Pharmacophore models aim to comprise the features of protein-ligand interactions that are most crucial for binding and for the subsequent biological activity. These models are used for virtual screening (VS) to identify potential new actives or to generate ligand alignments for subsequent three-dimensional quantitative-structure-activity-relationships (QSAR) calculations. Pharmacophore models are typically derived from structural features common to biologically active ligands that are hypothesized to be important for biological activity.

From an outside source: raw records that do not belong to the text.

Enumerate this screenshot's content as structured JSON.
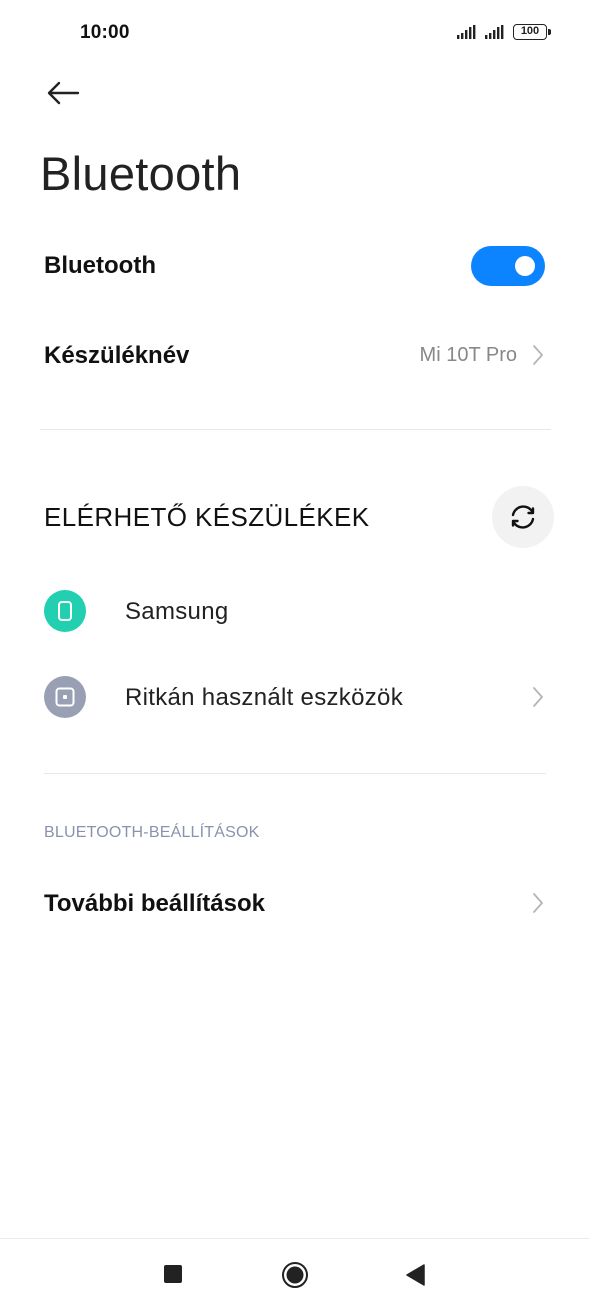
{
  "status_bar": {
    "time": "10:00",
    "battery": "100"
  },
  "header": {
    "back_icon": "arrow-left-icon",
    "title": "Bluetooth"
  },
  "bluetooth_toggle": {
    "label": "Bluetooth",
    "enabled": true,
    "color": "#0d84ff"
  },
  "device_name": {
    "label": "Készüléknév",
    "value": "Mi 10T Pro"
  },
  "available_devices": {
    "heading": "ELÉRHETŐ KÉSZÜLÉKEK",
    "refresh_icon": "refresh-icon",
    "items": [
      {
        "label": "Samsung",
        "icon": "phone-icon",
        "icon_color": "#22cfb0"
      },
      {
        "label": "Ritkán használt eszközök",
        "icon": "device-box-icon",
        "icon_color": "#9aa0b4"
      }
    ]
  },
  "bluetooth_settings": {
    "heading": "BLUETOOTH-BEÁLLÍTÁSOK",
    "more_label": "További beállítások"
  },
  "nav_bar": {
    "recents_icon": "square-icon",
    "home_icon": "circle-icon",
    "back_icon": "triangle-back-icon"
  }
}
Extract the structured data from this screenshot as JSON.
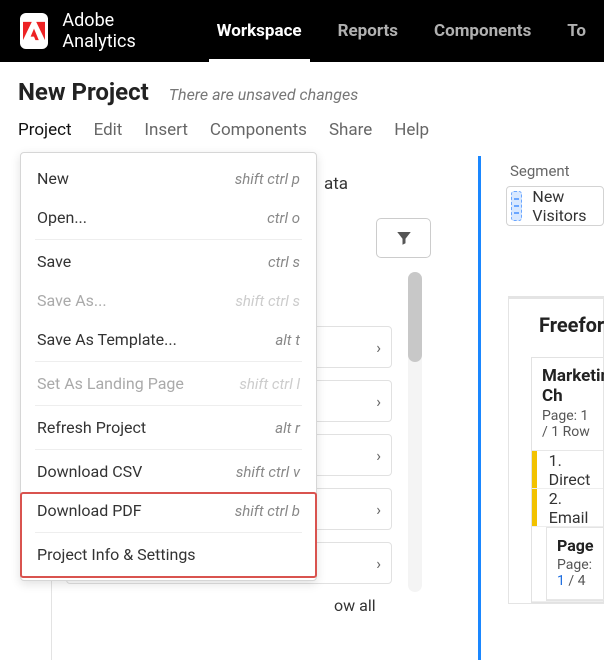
{
  "topbar": {
    "brand": "Adobe Analytics",
    "nav": [
      "Workspace",
      "Reports",
      "Components",
      "To"
    ],
    "active_index": 0
  },
  "header": {
    "title": "New Project",
    "unsaved": "There are unsaved changes",
    "menus": [
      "Project",
      "Edit",
      "Insert",
      "Components",
      "Share",
      "Help"
    ],
    "open_index": 0
  },
  "project_menu": [
    {
      "label": "New",
      "shortcut": "shift ctrl p",
      "disabled": false
    },
    {
      "label": "Open...",
      "shortcut": "ctrl o",
      "disabled": false
    },
    {
      "sep": true
    },
    {
      "label": "Save",
      "shortcut": "ctrl s",
      "disabled": false
    },
    {
      "label": "Save As...",
      "shortcut": "shift ctrl s",
      "disabled": true
    },
    {
      "label": "Save As Template...",
      "shortcut": "alt t",
      "disabled": false
    },
    {
      "sep": true
    },
    {
      "label": "Set As Landing Page",
      "shortcut": "shift ctrl l",
      "disabled": true
    },
    {
      "sep": true
    },
    {
      "label": "Refresh Project",
      "shortcut": "alt r",
      "disabled": false
    },
    {
      "sep": true
    },
    {
      "label": "Download CSV",
      "shortcut": "shift ctrl v",
      "disabled": false
    },
    {
      "label": "Download PDF",
      "shortcut": "shift ctrl b",
      "disabled": false
    },
    {
      "sep": true
    },
    {
      "label": "Project Info & Settings",
      "shortcut": "",
      "disabled": false
    }
  ],
  "leftpanel": {
    "partial_text": "ata",
    "show_all": "ow all"
  },
  "segment": {
    "label": "Segment",
    "value": "New Visitors"
  },
  "freeform": {
    "title": "Freeforn",
    "col_header": "Marketing Ch",
    "col_sub": "Page: 1 / 1 Row",
    "rows": [
      "1.  Direct",
      "2.  Email"
    ],
    "nested_header": "Page",
    "nested_sub_pre": "Page: ",
    "nested_sub_link": "1",
    "nested_sub_post": " / 4"
  }
}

We have devised a method, PharmPose, to generate protein-based pharmacophore models that in contrast to those standard ligand-based pharmacophore models, does not require a priori knowledge of active ligands and whose models are not biased by the chemical space of previously identified actives. We carefully optimized the pharmacophore-generation process by reproducing native contacts for a large number of experimentally-determined protein-ligand complexes. The method has been successfully applied to VS and binding pose (i.e. ligand conformation in binding site) identification.